An offshore foundation is a valuable tool for protecting one’s assets. Offshore foundation formation is facilitated by a registered licensed agent or lawyer that specializes in offering offshore foundation services, which may be provided along with other services such as offshore bank introduction, legal follow up advice, structural amendments, offshore trust and international business company formation and virtual office.
Offshore foundations comprise of five (5) essential elements. These include the Founder, Foundation Council or Board, Protector, Beneficiaries, Foundation Charter, also known as the Letter of Instructions and the Foundation By-Laws depending on the jurisdiction. Jurisdictions such as St. Kitts require a Foundation secretary when forming an offshore foundation.
The procedure for registering an offshore foundation is practically the same in almost every jurisdiction; and this includes the structure that the offshore foundation takes as well. The Founder of a Foundation, for example, is the person or legal entity that establishes the Foundation. An offshore foundation may be constituted to become effective at the time of constitution or after the death of its founder, by the execution of a private document by the founder whose signature must be certified by a notary public at the place of constitution or directly before a notary public at the place of constitution. All offshore foundations are constituted at a Public or Companies Registry. For persons and corporations seeking complete privacy, the registered offshore agent chosen for its offshore foundation formation services is generally appointed as the Founder of the Foundation. Persons forming an offshore foundation are not required to travel to the jurisdiction since all registration procedures are taken care of by the agent, who is responsible for dealing with the jurisdiction’s Registry on behalf of the client.
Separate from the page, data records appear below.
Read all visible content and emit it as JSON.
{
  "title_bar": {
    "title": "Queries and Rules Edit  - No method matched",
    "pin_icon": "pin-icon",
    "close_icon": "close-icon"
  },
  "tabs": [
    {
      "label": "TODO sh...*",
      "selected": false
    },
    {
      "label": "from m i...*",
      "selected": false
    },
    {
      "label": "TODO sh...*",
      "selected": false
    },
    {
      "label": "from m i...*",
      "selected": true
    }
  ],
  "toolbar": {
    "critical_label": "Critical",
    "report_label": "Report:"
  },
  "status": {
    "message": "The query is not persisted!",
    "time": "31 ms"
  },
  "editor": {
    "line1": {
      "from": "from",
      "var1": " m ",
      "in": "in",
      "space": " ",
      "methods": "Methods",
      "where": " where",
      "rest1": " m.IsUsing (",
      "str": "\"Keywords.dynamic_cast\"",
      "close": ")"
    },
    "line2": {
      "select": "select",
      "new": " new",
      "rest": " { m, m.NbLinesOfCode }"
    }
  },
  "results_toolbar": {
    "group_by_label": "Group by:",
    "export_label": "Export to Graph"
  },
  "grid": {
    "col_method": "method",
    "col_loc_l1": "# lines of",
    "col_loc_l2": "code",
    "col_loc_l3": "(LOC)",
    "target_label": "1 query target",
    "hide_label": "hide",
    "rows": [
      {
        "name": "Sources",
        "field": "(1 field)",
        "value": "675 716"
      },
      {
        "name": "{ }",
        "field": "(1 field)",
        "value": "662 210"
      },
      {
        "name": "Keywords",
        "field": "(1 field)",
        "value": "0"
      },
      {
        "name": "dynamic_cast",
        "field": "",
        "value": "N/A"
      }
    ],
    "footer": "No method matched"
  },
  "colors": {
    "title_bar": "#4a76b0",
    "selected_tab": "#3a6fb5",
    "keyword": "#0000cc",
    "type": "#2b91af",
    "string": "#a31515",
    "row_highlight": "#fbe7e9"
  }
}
The role of an offshore foundation council or board is similar to that of the directors of a company. The names and addresses of the members of a foundation’s council are recorded at the Registrar’s office. Due to this a nominee foundation council can be provided by the registered agent to serve as the council of the foundation as a means of ensuring a greater degree of confidentiality and privacy for the members of the foundation. The nominee council does not have the power to control the council or its assets. The foundation charter is required to lay out the powers and responsibilities of the council. A few of the council’s responsibilities include administering the assets of the foundation and informing the beneficiaries of the financial status of the Foundation.
Most jurisdictions also make provisions for the appointment of a foundation protector a basic requirement for offshore foundation formation. The Protector is the person or legal entity with full control of the Foundation and its assets. The Foundation Council appoints the Protector upon the formation of the Foundation. Once appointed, the Protector is able to change the members of the council at any time that he or she pleases and does not need the approval or authorization of anyone to do so. The protector’s identity remains confidential and is not made public.
The assets of the foundation are ‘inherited’ by or distributed to a beneficiary. One or more beneficiary can be named by the foundation’s founder. The beneficiaries of a foundation can be a natural person or legal entity. The protector and the beneficiary of a foundation may or may not be the same person or corporation. Whereas the Protector has control over the way in which the foundation is governed, the beneficiary “inherits” the foundation’s assets. Thus, should the Protector and the Beneficiary be the same person, then he or she both controls and inherits the offshore foundation, whereas if the Protector is not a beneficiary, then he or she only controls the foundation and plays the role of a Trustee in a Trust.
The Foundation Charter is absolutely essential in offshore foundation formation because it is the document used for regulating the offshore foundation’s functions and operations. The Foundation Charter is often referred to as the Letter of Wishes. Upon its formation, a Foundation that does not have a Charter registered at the Registry or operates contrary to the clauses of the Charter can be revoked and made inexistent under the Foundation Laws of the given jurisdiction.
In setting up a Panama Foundation, a document containing the By-Laws of the Foundation can be prepared as a means of formality. However, this is not entirely necessary since the relevant laws of the Foundation and the wishes of the Protector are already stipulated in the Foundation Charter.